Google, Yahoo, Facebook and eBay have criticised Singapore's move to tighten regulation of news websites.
In a letter to Singapore's Communications and Information minister, the internet companies say the proposed licensing regime has "negatively impacted Singapore's global image as an open and business-friendly country."
Under the rules, selected news websites which report regularly on Singapore would be licensed, and a performance bond of nearly $US40,000 placed with authorities.
Any story deemed objectionable by authorities would need to be taken down within 24 hours.
The executive director of the Asia Internet Coalition, which includes Yahoo and Google, Dr John Ure, says the ruling came as a shock.
"Although we had been in some discussions with the government on internet regulations and Singapore's attitude to internet regulation, which up to now has been fair and free and quite liberal, this came without any consultation with the industry," he told Radio Australia's program.
"We've made the point that all the powers are already in existence, they're all in the Broadcasting Act."
The Singapore government says the new licensing framework is not intended to curb internet freedom, but to make the rules more consistent with those governing traditional media such as newspapers.
Dr Ure says he is not aware of any particular new agenda in the increased regulation, but it does signal a worrying precedence.
"While the practice (of online media regulation) in Singapore has been good up until now, there are other countries in the region where it's not so good," he said.
"They will be looking to countries like Singapore to see what direction they're heading in."
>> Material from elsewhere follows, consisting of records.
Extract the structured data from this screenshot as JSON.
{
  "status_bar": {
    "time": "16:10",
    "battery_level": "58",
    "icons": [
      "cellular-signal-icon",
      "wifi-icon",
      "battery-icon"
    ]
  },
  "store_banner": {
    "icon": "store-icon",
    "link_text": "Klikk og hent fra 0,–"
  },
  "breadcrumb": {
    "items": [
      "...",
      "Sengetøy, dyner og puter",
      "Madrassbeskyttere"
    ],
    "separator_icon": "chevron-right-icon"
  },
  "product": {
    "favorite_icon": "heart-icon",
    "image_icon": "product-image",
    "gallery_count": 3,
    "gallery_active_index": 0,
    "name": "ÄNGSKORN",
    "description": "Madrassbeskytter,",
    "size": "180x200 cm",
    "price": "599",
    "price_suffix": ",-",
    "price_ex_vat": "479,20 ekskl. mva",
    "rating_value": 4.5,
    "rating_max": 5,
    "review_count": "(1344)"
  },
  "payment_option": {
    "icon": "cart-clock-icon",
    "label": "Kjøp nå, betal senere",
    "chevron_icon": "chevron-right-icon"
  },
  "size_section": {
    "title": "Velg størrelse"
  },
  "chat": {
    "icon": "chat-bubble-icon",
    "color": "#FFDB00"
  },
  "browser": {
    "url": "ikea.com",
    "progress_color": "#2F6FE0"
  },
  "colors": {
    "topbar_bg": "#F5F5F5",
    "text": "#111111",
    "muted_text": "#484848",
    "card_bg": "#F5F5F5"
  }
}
The Singapore Government has moved quickly to consult with groups such as the Asia Internet Coalition following the decision.
Though not about the decision itself, rather the implementation.
"They've talked about amending the Broadcasting Act, to take into account the fact that many of the internet operators are not Singaporean," Dr Ure said.
The Asia Internet Coalition believes it does raise questions as to where international internet companies might invest and place their servers in the future.
The sector is worth around $77 billion to Singapore, blessed with the appropriate infrastructure and position in southeast Asia.
But the options abroad are opening up.
"Our members - Google and Facebook are members of the coalition - they're inevitably going to be looking at what the alternatives are, not just in the next six months, but over the next five years," he said.
"People inevitably look to places like Singapore for their lead.
"That's doubly important to us that they send the right signals, not the wrong signals."